■ The task: Copy every line of the data that contains the string "badge".

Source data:
<<<<

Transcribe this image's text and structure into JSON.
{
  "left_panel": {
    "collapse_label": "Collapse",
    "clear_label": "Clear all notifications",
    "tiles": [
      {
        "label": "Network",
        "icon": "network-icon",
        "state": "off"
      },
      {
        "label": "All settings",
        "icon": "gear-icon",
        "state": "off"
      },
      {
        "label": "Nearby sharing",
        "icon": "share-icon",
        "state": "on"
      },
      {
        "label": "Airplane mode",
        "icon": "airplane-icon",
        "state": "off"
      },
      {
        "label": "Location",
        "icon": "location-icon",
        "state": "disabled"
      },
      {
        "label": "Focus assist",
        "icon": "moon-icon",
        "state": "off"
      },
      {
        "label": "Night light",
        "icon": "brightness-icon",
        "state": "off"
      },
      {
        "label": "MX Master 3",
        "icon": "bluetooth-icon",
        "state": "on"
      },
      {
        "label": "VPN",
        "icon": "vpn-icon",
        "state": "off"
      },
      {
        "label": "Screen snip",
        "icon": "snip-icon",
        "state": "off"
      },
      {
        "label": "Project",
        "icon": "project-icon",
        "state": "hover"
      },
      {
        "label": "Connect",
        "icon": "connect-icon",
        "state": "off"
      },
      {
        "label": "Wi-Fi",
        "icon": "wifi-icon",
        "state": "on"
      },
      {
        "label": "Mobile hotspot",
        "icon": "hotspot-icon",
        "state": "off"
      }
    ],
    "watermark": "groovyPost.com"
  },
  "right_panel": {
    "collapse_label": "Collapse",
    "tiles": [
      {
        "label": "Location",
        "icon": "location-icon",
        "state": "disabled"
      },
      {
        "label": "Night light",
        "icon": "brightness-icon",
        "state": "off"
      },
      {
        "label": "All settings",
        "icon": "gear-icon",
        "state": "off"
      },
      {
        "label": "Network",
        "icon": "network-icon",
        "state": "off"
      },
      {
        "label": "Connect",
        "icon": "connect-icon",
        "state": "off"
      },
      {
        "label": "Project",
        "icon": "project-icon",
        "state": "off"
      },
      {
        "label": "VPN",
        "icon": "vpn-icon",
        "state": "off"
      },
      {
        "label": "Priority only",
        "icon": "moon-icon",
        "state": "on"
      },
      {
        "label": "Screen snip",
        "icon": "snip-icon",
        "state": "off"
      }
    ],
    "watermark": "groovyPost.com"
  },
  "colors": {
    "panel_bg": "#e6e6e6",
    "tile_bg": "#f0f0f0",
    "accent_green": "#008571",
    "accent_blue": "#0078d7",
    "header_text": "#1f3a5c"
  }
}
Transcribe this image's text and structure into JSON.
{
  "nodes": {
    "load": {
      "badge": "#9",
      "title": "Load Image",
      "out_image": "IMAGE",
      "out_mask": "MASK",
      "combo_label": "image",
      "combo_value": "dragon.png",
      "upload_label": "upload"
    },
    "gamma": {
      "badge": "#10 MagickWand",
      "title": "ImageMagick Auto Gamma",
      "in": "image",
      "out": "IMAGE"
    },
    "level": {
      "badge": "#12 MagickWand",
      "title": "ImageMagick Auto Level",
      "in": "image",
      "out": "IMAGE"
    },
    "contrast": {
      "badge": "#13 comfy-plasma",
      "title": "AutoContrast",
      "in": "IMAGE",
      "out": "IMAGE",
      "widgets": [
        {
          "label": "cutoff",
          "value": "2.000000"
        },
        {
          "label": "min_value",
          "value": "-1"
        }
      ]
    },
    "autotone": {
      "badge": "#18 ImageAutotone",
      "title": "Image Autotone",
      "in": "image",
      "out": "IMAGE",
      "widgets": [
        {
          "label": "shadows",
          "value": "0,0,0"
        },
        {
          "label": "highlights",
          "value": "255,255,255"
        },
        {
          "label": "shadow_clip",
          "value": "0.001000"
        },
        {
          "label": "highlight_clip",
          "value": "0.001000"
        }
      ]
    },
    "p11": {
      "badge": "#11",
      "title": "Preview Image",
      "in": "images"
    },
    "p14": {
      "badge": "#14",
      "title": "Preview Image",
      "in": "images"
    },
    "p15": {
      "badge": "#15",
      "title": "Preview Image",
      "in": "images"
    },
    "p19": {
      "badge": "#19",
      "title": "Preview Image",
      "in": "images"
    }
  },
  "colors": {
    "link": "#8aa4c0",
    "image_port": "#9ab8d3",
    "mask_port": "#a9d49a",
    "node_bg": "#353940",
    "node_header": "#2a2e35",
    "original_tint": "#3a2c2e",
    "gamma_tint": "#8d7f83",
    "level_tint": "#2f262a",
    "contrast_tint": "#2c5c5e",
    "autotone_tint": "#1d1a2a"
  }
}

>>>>

■ Task result:
      "badge": "#9",
      "badge": "#10 MagickWand",
      "badge": "#12 MagickWand",
      "badge": "#13 comfy-plasma",
      "badge": "#18 ImageAutotone",
      "badge": "#11",
      "badge": "#14",
      "badge": "#15",
      "badge": "#19",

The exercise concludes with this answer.